(Excerpts from a dataset)
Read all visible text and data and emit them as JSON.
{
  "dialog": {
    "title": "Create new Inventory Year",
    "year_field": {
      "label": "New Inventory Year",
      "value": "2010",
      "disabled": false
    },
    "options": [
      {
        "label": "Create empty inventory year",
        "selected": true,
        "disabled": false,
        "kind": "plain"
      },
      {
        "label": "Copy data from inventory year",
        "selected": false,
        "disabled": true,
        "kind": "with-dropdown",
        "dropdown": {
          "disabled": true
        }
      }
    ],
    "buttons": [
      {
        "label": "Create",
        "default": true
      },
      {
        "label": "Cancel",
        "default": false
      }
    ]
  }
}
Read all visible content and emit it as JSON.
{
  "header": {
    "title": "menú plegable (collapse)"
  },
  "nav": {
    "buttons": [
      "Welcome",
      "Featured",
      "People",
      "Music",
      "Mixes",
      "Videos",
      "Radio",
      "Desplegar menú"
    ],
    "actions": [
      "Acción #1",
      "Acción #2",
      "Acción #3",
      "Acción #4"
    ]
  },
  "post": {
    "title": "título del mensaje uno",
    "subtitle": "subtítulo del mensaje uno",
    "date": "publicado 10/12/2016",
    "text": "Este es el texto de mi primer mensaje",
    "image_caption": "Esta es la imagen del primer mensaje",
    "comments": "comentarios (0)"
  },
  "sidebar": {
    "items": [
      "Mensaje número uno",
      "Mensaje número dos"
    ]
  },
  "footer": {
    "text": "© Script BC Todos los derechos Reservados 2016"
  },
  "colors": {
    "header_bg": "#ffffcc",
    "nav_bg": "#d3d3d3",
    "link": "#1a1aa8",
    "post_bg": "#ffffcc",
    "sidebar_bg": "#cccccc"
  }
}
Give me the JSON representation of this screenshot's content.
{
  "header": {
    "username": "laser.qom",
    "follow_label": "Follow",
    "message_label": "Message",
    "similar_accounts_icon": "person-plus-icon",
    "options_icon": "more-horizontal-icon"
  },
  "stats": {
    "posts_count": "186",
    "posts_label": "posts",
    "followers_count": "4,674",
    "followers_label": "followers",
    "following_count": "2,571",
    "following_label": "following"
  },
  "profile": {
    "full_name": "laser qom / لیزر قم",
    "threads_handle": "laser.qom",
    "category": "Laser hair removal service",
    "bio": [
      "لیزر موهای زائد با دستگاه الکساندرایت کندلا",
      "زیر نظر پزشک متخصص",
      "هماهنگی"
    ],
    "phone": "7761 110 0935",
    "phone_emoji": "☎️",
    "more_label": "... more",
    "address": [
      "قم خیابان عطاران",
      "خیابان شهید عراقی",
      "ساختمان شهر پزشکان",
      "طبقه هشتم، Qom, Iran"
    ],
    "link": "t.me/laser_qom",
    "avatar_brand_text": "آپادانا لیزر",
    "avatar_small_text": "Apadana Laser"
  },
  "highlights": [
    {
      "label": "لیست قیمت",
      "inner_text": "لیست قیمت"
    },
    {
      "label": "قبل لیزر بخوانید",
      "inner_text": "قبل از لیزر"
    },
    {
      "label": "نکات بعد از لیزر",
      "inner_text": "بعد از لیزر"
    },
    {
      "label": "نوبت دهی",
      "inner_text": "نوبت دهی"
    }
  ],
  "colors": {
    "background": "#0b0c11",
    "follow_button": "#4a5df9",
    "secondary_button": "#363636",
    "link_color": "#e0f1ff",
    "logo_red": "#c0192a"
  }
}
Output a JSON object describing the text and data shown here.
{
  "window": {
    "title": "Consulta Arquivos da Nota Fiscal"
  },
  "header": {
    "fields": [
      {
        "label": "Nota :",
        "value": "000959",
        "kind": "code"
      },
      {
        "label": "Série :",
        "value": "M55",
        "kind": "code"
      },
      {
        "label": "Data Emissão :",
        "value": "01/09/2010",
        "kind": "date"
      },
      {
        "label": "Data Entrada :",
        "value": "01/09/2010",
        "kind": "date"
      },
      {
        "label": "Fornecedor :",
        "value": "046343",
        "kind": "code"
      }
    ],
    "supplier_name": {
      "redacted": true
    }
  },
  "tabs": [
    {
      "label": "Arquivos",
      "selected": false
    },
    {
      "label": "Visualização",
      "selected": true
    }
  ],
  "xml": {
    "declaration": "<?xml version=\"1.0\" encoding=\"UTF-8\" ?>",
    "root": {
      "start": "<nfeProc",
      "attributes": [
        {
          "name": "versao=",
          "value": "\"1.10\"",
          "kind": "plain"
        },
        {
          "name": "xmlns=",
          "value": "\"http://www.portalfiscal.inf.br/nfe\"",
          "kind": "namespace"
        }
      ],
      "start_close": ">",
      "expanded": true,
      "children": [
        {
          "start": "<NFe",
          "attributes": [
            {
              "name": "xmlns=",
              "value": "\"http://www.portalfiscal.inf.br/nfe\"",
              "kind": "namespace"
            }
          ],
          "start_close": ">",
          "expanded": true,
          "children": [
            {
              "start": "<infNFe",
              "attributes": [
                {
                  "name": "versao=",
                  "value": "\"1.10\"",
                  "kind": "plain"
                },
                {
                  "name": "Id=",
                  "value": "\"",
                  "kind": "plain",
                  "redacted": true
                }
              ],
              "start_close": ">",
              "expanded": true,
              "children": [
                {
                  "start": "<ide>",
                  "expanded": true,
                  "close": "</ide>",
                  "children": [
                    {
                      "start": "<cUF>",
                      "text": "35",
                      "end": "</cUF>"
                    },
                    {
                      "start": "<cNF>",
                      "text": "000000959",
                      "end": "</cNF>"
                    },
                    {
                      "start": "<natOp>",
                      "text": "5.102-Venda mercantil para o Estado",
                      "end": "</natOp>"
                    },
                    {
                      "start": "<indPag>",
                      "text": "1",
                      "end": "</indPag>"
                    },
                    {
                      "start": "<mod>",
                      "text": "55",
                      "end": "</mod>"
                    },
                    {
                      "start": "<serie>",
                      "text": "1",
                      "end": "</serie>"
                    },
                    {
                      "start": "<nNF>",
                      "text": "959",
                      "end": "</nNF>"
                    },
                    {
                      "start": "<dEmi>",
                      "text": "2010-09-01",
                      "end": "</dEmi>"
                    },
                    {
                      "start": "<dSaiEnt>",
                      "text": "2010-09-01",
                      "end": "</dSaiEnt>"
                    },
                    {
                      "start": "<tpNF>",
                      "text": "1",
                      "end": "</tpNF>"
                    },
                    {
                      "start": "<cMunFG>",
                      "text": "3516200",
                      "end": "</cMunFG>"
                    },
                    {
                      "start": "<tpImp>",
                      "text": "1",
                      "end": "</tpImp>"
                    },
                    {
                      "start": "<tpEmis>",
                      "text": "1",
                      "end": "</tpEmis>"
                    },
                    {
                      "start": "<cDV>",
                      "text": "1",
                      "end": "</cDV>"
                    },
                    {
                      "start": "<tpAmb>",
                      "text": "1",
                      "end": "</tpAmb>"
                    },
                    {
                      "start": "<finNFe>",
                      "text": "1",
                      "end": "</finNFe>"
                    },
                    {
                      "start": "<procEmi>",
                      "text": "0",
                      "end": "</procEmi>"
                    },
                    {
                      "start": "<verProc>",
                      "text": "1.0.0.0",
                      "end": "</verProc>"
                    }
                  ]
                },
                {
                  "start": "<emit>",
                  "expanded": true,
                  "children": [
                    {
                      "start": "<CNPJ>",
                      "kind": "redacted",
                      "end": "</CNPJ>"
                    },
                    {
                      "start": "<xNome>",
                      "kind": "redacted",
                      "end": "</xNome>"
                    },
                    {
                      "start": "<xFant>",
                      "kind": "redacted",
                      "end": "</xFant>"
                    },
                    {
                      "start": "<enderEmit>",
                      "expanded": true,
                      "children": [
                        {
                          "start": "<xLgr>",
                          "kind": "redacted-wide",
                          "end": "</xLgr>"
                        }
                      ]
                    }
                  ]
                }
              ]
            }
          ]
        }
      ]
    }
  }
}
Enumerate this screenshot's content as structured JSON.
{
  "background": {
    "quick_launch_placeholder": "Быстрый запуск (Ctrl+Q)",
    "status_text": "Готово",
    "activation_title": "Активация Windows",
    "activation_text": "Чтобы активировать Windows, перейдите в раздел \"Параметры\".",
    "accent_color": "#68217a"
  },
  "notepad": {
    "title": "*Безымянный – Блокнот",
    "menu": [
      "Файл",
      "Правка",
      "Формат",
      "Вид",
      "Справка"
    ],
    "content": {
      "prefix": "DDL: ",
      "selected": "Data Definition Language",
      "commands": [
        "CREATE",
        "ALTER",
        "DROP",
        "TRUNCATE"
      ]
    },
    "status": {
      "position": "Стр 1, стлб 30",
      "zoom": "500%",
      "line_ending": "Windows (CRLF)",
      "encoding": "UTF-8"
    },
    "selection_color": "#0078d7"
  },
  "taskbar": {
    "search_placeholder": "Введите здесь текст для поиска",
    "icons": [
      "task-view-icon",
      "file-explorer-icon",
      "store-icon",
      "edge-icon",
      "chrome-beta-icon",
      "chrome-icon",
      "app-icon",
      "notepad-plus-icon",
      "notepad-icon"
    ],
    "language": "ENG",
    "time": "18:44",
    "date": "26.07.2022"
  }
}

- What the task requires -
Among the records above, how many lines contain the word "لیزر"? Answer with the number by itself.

- Your solution -
7